Of course there are leftover ideas at the end of the book, and the we wanted to see how those would play out so we wrote the novella ‘Diaries of a Dwarven Rifleman: Rear Guard’ and are working on the full-length sequel ‘Lord of the North.’ Because the ideas just never stop coming.
Our current work-in-progress, ‘Rage of Angels,’ was spawned from a National Geographic special about an invasion of the earth by aliens. It was pretty intelligent and interesting, which is not true of most popular media alien-invasion stories. It got me thinking about how smart aliens would go about attacking the earth, and what could we do about it? But we still didn’t have a story. Then Linda got the idea to combine the ‘smart’ invasion with the military science-fiction world of my short stories ‘The Killing Machine’ and ‘What Happens in Dubai…’ and we were off and running. Once again the logic of the characters, the story and the world took over and we’re writing to see what happens next. We know roughly how it’s going to end, but how we get to that ending is still a path awash in the sea of ideas.
So there’s a recipe; be aware of and interested in the world around you. Ideas are everywhere. Once one sticks start asking and answering questions and you’ll have your story soon enough. Don’t know the answers? Well, luckily we’re living in the ‘Information Age’ and the answers are just a click or two away. I’m constantly breaking off from my writing to research a particular point on the internet, or to do math to see how something will work out, or in fact if it will work at all.
Michael 'Tinker' Pearce lives in Seattle with his wife and co-author Linda. He got the nickname 'Tinker' in the 1980's when he was at various times a soldier, college student, a bodyguard, a private investigator, a meat-carver at a restaurant, a police officer, an illustrator, heavy equipment operator, competition shooter, cover-copy writer, outlaw road-racer, Drill Instructor Candidate, receptionist, executive assistant to the heads of corporate banking at Citycorps, Tobacconist, courier for a currency exchange etc.

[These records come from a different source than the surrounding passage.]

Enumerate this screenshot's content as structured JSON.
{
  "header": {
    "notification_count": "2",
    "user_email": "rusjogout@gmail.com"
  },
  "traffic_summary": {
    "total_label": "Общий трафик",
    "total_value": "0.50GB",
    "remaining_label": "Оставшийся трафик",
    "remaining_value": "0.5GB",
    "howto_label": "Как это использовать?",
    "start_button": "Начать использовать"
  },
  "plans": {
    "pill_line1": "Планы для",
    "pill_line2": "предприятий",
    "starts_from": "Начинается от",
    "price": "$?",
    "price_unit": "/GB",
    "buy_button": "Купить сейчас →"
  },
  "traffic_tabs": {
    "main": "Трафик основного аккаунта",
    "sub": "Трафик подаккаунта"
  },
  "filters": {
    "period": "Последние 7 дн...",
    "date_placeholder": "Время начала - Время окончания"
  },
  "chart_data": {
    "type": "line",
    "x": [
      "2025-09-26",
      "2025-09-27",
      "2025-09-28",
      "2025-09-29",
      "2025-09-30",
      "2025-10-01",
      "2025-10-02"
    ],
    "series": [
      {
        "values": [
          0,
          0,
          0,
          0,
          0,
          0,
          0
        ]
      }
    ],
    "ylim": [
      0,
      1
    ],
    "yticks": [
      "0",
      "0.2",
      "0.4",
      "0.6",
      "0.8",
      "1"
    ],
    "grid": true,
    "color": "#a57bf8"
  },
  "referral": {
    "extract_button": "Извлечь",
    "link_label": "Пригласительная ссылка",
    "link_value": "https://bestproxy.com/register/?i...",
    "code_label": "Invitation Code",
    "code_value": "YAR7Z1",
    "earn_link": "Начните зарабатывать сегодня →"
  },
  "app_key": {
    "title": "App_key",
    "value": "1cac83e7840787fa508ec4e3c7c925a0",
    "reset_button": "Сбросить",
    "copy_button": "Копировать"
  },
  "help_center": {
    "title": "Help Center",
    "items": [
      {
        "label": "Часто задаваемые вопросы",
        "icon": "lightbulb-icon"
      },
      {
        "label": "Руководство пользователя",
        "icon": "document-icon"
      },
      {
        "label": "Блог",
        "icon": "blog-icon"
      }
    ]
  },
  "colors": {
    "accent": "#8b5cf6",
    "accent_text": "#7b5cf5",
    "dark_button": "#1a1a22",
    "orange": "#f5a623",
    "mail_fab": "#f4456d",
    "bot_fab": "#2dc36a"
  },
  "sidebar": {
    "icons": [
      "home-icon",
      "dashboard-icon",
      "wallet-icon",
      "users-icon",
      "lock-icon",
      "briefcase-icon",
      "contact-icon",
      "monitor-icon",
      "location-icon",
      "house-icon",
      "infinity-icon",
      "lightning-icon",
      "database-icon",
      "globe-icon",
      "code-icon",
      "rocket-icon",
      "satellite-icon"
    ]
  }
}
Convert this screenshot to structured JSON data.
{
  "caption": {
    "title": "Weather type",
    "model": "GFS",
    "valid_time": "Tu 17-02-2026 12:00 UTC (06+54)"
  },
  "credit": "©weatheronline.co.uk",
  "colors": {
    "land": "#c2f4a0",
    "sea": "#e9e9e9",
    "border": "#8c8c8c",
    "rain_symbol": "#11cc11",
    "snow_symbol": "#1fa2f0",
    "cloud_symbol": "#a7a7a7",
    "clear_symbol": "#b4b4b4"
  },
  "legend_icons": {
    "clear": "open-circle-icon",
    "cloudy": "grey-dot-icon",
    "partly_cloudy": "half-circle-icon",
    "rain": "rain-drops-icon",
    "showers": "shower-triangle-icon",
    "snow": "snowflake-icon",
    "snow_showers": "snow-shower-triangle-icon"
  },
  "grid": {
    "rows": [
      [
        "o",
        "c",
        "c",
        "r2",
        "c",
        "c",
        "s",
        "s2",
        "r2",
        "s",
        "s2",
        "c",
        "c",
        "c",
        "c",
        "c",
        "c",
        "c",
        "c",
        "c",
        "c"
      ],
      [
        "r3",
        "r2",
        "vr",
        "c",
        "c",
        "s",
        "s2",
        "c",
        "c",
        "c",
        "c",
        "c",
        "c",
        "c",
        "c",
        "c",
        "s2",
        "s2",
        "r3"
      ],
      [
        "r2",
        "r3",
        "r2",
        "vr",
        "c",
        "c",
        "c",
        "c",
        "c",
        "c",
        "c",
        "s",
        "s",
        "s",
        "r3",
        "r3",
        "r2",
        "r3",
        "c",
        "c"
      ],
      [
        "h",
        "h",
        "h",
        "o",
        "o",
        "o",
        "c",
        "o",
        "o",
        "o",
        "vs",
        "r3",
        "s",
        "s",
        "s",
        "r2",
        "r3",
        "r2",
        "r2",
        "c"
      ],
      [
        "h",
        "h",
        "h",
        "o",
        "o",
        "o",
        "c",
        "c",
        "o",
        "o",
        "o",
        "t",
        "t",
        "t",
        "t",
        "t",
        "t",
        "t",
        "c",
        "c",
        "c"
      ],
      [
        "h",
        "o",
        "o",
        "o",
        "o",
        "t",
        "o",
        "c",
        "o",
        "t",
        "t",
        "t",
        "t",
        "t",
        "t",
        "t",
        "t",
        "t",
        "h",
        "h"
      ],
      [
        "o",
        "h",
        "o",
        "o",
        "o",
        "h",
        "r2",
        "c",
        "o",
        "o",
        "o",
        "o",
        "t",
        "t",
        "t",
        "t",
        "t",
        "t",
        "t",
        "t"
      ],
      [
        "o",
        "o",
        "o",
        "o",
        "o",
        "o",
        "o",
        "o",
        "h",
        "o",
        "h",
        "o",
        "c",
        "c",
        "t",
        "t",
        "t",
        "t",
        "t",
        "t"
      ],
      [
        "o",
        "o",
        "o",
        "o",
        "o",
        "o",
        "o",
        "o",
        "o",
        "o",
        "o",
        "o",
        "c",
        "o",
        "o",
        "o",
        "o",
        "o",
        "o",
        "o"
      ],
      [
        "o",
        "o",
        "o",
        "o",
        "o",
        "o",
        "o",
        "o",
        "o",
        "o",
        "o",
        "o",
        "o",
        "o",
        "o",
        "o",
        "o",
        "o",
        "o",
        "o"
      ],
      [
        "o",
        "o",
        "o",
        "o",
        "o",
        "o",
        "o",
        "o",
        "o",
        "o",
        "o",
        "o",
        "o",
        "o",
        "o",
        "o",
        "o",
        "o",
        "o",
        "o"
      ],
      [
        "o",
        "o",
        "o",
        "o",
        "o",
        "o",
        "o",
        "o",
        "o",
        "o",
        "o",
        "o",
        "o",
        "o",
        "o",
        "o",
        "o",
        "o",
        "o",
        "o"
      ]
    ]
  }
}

He finally settled down to become a knife and sword maker, specializing in the blades of medieval Europe and the Viking Era. He is the author of 'The Medieval Sword in the Modern World,' and the designer of the CAS Iberia Tinker Line of medieval swords and trainers. He is a trained theatrical fighter and choreographer, and a student of Historic European Martial Arts. He co-authored the Foreworld novella 'The Shield Maiden' and the couple released their first novel 'Diaries of a Dwarven Rifleman' in early 2013. They released a sequel novella, 'Diaries of a Dwarven Rifleman: Rear Guard' in September 2013. Their second Foreworld Novella 'Tyr's Hammer' was published in October 2013.
The couple is currently working on their second novel, 'Rage of Angels,' a hard-science military science-fiction story based on the events in 'The Killing Machine' and 'What Happens in Dubai.' They hope to complete this book by the end of 2013.